Data for review
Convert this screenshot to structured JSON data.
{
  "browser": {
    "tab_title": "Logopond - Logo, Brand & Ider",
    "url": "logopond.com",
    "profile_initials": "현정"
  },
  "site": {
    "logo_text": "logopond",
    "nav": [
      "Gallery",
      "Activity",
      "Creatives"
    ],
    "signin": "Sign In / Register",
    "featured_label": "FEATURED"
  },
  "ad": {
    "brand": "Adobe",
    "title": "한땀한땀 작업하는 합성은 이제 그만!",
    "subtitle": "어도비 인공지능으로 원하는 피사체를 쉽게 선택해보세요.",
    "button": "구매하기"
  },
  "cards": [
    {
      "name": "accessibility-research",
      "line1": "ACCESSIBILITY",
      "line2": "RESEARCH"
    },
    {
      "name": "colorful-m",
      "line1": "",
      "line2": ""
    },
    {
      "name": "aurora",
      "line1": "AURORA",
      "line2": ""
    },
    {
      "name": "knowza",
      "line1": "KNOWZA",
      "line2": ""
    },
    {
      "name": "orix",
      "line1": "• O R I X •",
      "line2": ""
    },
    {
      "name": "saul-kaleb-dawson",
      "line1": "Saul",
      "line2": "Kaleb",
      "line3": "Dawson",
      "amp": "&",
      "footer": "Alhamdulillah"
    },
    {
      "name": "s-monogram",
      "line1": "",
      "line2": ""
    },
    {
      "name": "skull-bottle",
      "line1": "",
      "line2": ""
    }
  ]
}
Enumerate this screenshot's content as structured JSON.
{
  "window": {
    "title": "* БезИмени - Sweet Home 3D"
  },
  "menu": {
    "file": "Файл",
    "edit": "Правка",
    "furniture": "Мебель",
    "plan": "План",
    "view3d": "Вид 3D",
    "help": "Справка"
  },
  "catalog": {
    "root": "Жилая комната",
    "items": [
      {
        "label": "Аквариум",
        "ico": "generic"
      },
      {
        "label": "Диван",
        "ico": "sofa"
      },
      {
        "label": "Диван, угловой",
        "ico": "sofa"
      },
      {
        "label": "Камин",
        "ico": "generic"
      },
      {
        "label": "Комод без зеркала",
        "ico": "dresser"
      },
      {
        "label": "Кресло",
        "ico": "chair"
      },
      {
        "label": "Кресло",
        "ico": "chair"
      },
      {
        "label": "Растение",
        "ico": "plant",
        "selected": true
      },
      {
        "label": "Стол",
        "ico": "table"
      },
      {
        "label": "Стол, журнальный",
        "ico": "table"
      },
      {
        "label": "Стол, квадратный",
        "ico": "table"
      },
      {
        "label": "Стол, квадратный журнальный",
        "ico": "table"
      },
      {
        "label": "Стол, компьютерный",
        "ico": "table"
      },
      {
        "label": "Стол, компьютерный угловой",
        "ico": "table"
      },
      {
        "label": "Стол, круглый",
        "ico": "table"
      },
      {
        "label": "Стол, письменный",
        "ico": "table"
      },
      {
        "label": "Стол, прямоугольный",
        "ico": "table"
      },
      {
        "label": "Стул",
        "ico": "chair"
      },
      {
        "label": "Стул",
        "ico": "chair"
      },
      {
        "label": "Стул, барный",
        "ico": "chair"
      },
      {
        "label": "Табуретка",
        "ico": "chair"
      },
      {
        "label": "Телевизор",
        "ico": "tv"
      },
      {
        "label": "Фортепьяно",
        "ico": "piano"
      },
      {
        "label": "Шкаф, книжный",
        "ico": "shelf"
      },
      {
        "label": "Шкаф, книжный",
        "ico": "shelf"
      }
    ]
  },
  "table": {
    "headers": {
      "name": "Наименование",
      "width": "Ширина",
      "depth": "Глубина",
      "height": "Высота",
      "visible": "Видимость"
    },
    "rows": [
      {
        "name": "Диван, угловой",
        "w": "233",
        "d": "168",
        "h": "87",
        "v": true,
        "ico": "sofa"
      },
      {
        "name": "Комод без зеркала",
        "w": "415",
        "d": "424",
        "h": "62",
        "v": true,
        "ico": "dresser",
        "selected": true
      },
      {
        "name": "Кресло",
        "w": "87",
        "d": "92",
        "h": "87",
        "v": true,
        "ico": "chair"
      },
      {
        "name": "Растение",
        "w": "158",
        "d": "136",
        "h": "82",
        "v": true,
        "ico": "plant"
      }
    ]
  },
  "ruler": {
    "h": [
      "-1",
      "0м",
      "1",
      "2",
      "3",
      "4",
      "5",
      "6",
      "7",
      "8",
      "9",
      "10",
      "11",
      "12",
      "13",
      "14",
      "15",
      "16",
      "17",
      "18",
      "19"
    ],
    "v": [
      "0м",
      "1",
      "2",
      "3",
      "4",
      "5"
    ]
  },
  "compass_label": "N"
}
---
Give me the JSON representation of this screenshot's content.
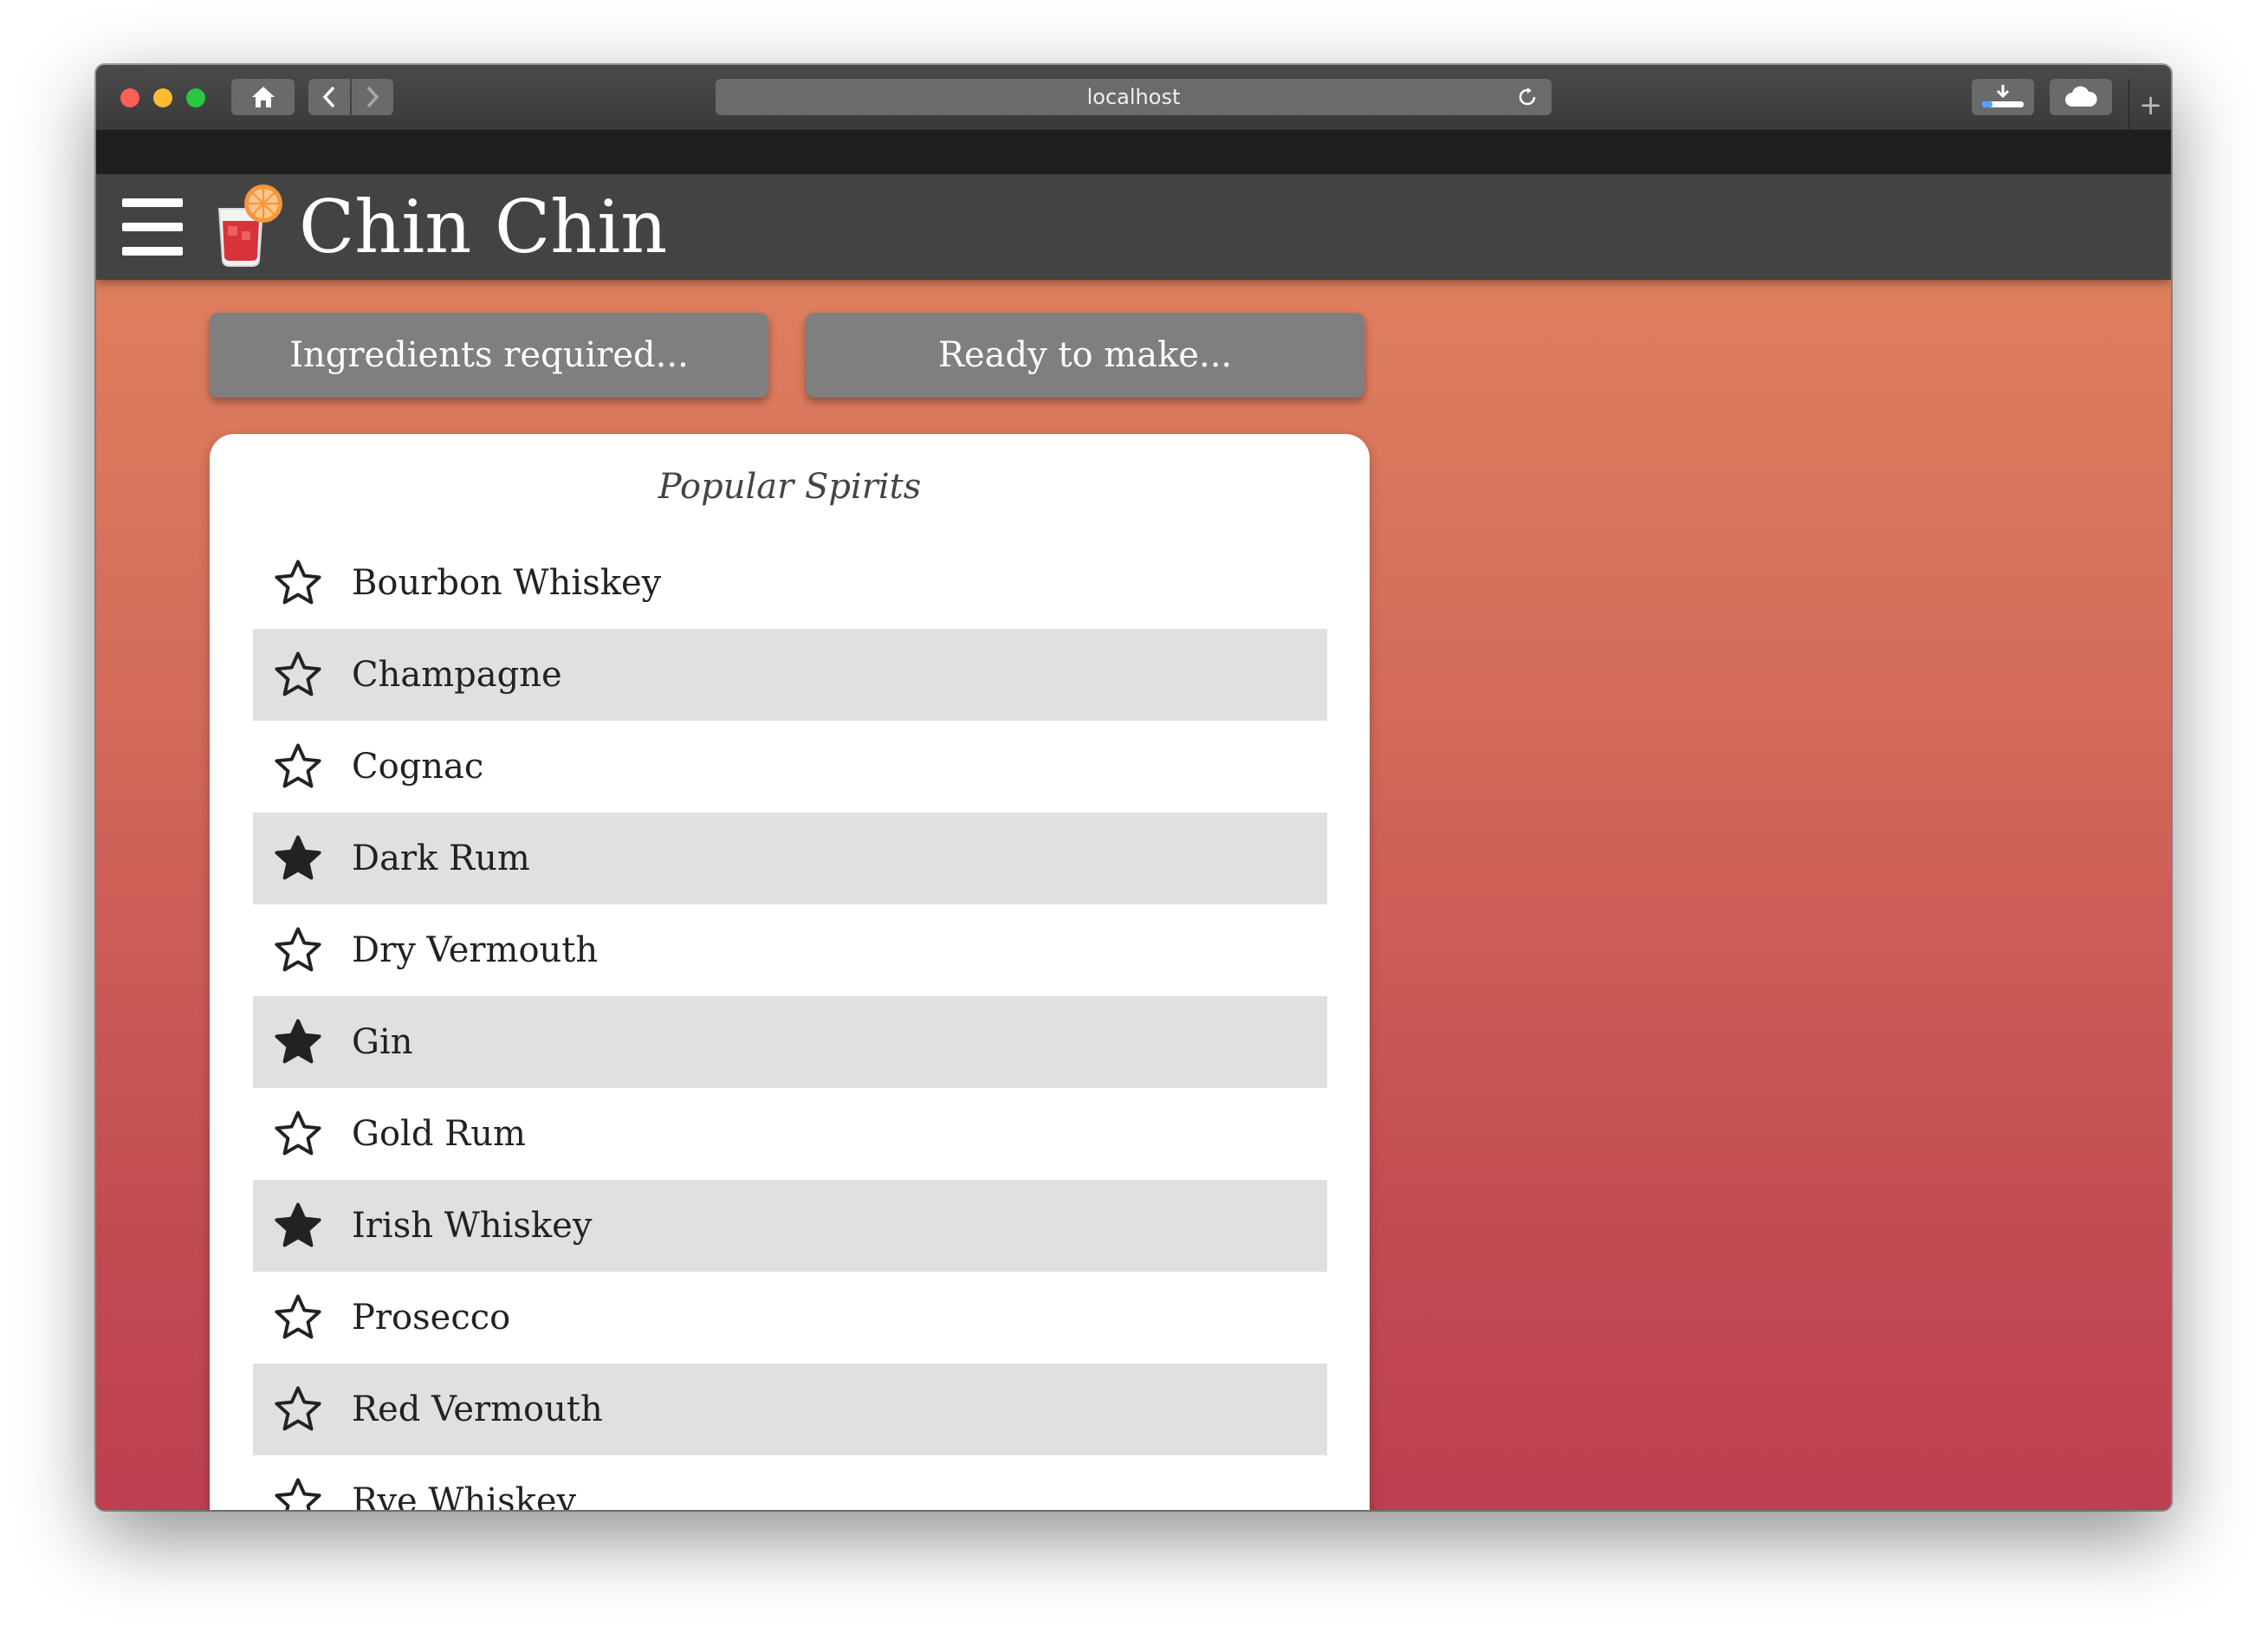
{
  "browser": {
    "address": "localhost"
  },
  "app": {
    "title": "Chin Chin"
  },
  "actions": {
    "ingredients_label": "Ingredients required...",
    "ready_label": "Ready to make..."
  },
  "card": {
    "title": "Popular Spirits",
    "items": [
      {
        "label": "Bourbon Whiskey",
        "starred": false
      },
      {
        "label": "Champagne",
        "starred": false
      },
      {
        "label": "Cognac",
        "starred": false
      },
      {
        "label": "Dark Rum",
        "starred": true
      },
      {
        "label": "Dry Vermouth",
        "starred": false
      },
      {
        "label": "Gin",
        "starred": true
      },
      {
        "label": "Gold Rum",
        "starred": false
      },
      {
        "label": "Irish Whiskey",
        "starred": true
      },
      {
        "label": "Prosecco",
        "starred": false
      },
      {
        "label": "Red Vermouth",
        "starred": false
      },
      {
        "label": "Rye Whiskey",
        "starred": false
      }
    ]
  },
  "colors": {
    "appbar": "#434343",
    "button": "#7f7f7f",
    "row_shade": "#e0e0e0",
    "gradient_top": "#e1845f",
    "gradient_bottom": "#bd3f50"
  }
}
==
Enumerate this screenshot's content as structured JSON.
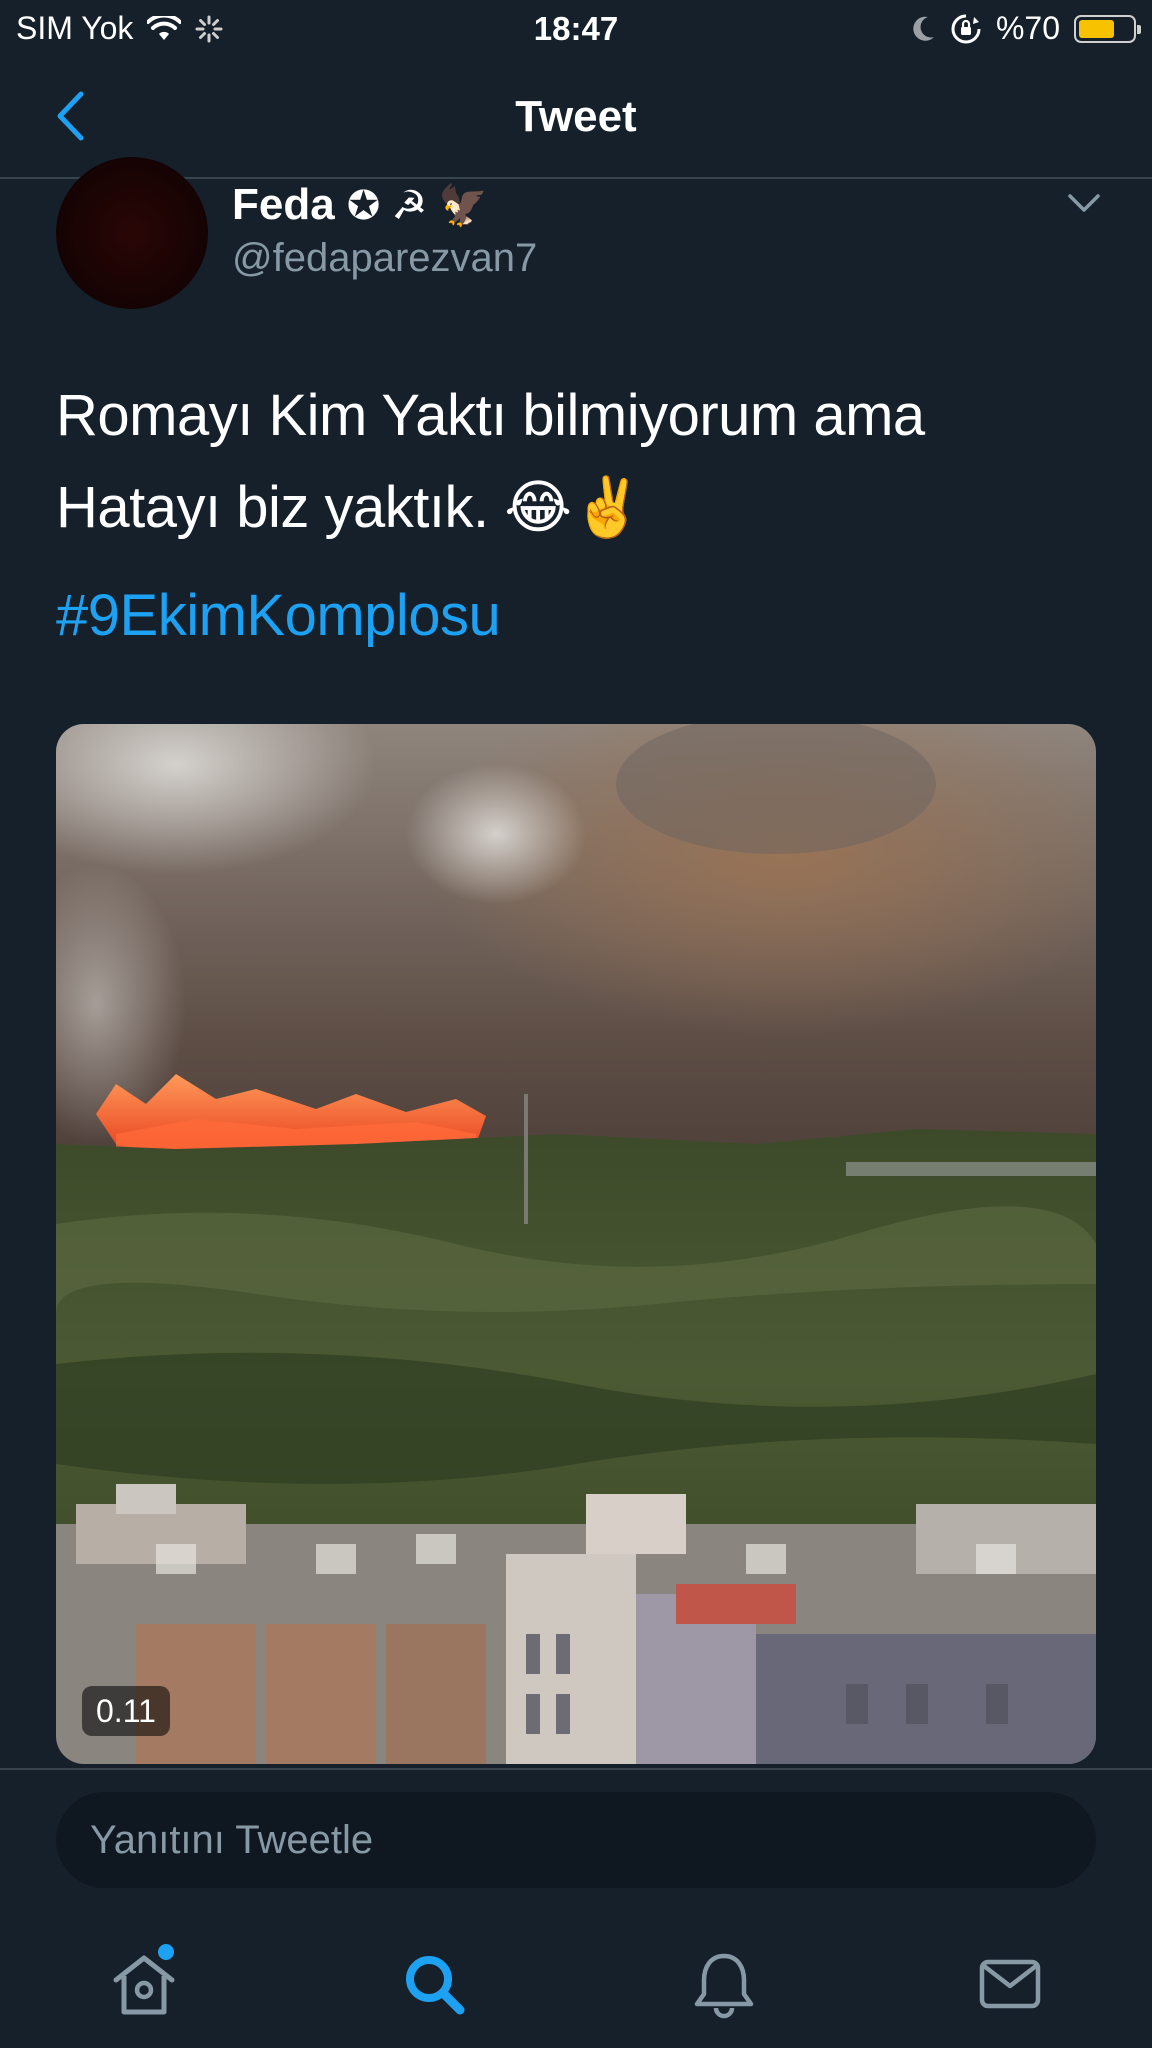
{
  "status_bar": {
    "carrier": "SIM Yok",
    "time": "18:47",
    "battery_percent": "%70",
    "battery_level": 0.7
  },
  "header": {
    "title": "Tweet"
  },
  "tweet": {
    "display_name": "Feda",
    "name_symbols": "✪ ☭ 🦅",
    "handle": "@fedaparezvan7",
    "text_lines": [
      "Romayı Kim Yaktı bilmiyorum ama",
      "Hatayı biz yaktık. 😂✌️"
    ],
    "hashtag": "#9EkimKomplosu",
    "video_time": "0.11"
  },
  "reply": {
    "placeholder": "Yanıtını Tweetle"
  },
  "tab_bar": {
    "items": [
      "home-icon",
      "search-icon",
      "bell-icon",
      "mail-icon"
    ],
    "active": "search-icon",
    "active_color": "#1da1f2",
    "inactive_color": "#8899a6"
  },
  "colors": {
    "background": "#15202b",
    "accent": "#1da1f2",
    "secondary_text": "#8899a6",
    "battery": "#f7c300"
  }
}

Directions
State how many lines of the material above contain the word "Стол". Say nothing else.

Reply to the task
9